A group with Cuban flair, and European sensibility

Home > Culture > Features

print dictionary print

A group with Cuban flair, and European sensibility

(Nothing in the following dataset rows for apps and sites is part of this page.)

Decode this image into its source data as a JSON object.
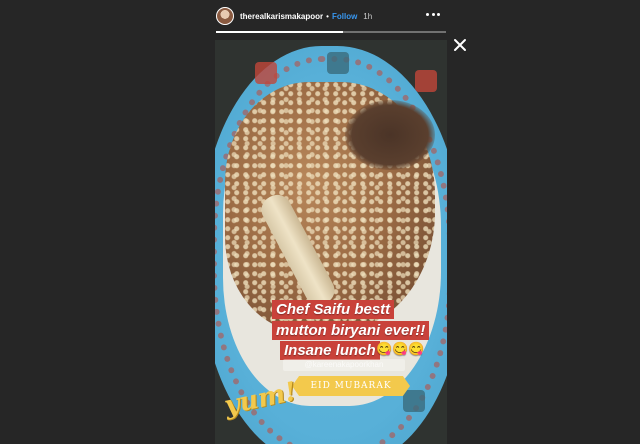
{
  "story": {
    "username": "therealkarismakapoor",
    "separator": "•",
    "follow_label": "Follow",
    "time_ago": "1h",
    "progress_fraction": 0.55
  },
  "stickers": {
    "line1": "Chef Saifu bestt",
    "line2": "mutton biryani ever!!",
    "line3": "Insane lunch",
    "emojis": "😋😋😋",
    "mention": "@kareenakapoorkhan",
    "eid": "EID MUBARAK",
    "yum": "yum!"
  },
  "icons": {
    "more": "more-options-icon",
    "close": "close-icon"
  },
  "colors": {
    "background": "#262626",
    "follow_blue": "#3897f0",
    "sticker_red": "#c9423a",
    "eid_yellow": "#f3c94c"
  }
}
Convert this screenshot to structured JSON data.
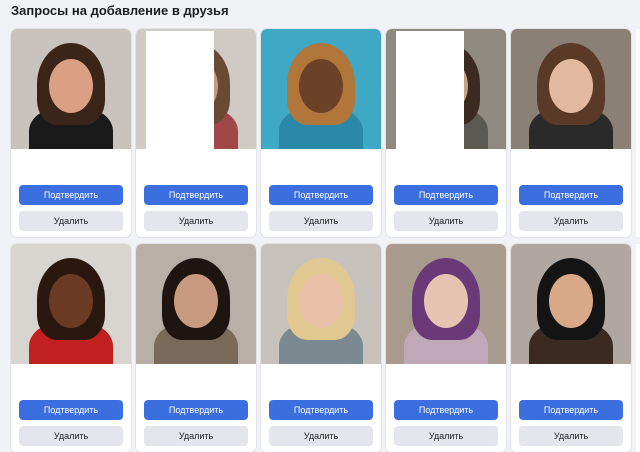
{
  "section": {
    "title": "Запросы на добавление в друзья"
  },
  "requests": [
    {
      "confirm_label": "Подтвердить",
      "delete_label": "Удалить",
      "photo": {
        "bg": "#c9c3bd",
        "hair": "#3b2418",
        "skin": "#d9a084",
        "top": "#1a1a1a",
        "censored": false
      }
    },
    {
      "confirm_label": "Подтвердить",
      "delete_label": "Удалить",
      "photo": {
        "bg": "#cfcac4",
        "hair": "#6a4a35",
        "skin": "#c79a86",
        "top": "#a04848",
        "censored": true
      }
    },
    {
      "confirm_label": "Подтвердить",
      "delete_label": "Удалить",
      "photo": {
        "bg": "#3fa8c4",
        "hair": "#b0763a",
        "skin": "#6b4127",
        "top": "#2a88a8",
        "censored": false
      }
    },
    {
      "confirm_label": "Подтвердить",
      "delete_label": "Удалить",
      "photo": {
        "bg": "#8e8a80",
        "hair": "#3a2a20",
        "skin": "#c9a080",
        "top": "#5a5a50",
        "censored": true
      }
    },
    {
      "confirm_label": "Подтвердить",
      "delete_label": "Удалить",
      "photo": {
        "bg": "#8a8076",
        "hair": "#5a3a26",
        "skin": "#e2b9a0",
        "top": "#2a2a2a",
        "censored": false
      }
    },
    {
      "confirm_label": "Подтвердить",
      "delete_label": "Удалить",
      "photo": {
        "bg": "#d8d4d0",
        "hair": "#2a1810",
        "skin": "#6b3a22",
        "top": "#c02020",
        "censored": false
      }
    },
    {
      "confirm_label": "Подтвердить",
      "delete_label": "Удалить",
      "photo": {
        "bg": "#b8b0a6",
        "hair": "#1e1410",
        "skin": "#c89a80",
        "top": "#7a6a5a",
        "censored": false
      }
    },
    {
      "confirm_label": "Подтвердить",
      "delete_label": "Удалить",
      "photo": {
        "bg": "#c8c2bc",
        "hair": "#e0c890",
        "skin": "#e8c0a8",
        "top": "#7a8a90",
        "censored": false
      }
    },
    {
      "confirm_label": "Подтвердить",
      "delete_label": "Удалить",
      "photo": {
        "bg": "#a89a8c",
        "hair": "#6a3a78",
        "skin": "#e6c4b2",
        "top": "#c0a8b8",
        "censored": false
      }
    },
    {
      "confirm_label": "Подтвердить",
      "delete_label": "Удалить",
      "photo": {
        "bg": "#b0a8a0",
        "hair": "#141414",
        "skin": "#d8a888",
        "top": "#3a2a22",
        "censored": false
      }
    }
  ]
}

Germany is not often associated with swinging hips and seductive rhythms.
Nevertheless, it’s home to three-fifths of Klazz Brothers & Cuba Percussion.
This musical organization got its start when Tobias Forster, Kilian Forster and Tim Hahn travelled to Havana and linked up with two Cuban percussionists, Alexis Herrera Estevez and Elio Rodriquez Luis. These musicians from radically different backgrounds were able to come up with a sound that blends classical music, elements of swing, Latin jazz and an endless multiplicity of Cuban rhythms.
And so classical music, a touch of jazz, and plenty of samba and salsa rhythms can be expected when the Klazz Brothers & Cuba Percussion take the stage for performances in Suwon and Seoul next week.
A German newspaper described their music as a “new synergetic bombshell, combining the spontaneity of jazz with the richness of classic.”
Korean music critic Choi Gyu-yong had this to say: “A profound and mutual understanding of classical and jazz created something completely new.”
Forster plays contrabass and is a bass soloist in the Dresden Philharmonic. He founded the Philharmonic Jazz Orchestra of Dresden, for which he is arranger and conductor.
Tobias Forster is the arranger for the Philharmonic Jazz Orchestra of Dresden, and plays piano for the Klazz Brothers. Tim Hahn is a founding member of the European Jazz Collective as well as drummer in MerQuir, a European Queen tribute band.
Both Estevez and Luis have been members of the Havana Ensemble, a well-known Latin jazz ensemble in Cuba.
Estevez will play the timbales and Luis will play the conga drum.
Klazz Brothers & Cuba Percussion enjoy followings in Europe and Asia; this is the group’s second visit to Korea, following a stop in April to commemorate the release of their albums “Classic Meets Cuba” and “Jazz Meets Cuba.”
The two-hour concert, reflecting the themes of the two albums, is divided into a classical-influenced segment and a jazz-influenced one, both with Cuban influences.
The program includes Mozart’s Symphony No. 40, Beethoven’s “Fur Elise,” music from Bizet’s “Carmen,” Schubert, Bach, Brahms and George Gershwin.
Klazz Brothers & Cuba Percussion received the Echo Klassic award in Germany last year in the Classics Without Borders category and the Jazz Award for the “Jazz Meets Cuba” album.
The ensemble performs at 7:30 p.m. Sunday at the Gyeonggi Arts Center in Suwon, and again at 7:30 p.m. Thursday at the COEX Auditorium in southern Seoul.
Ticket prices range from 20,000 won ($13) to 50,000 won for the concert in Suwon, and from 20,000 won to 80,000 won for the COEX Auditorium concert.
For ticket information, call 1588-7890 or visit the Web site www.classicmeetscuba.co.kr.


by Limb Jae-un

More in Features

[Shifting the Paradigm] With one epidemic under control, another is threatening Korean society

Kakao TV launches this month, takes on Netflix

[TURNING 20] In a sea of hate, change flourishes

Criticism of sex ed books for kids raises more questions than answers

When it comes to sex ed, this Danish author says just talk about it

Log in to Twitter or Facebook account to connect
with the Korea JoongAng Daily
help-image Social comment?
lock icon

To write comments, please log in to one of the accounts.

Standards Board Policy (0/250자)

What’s Popular Now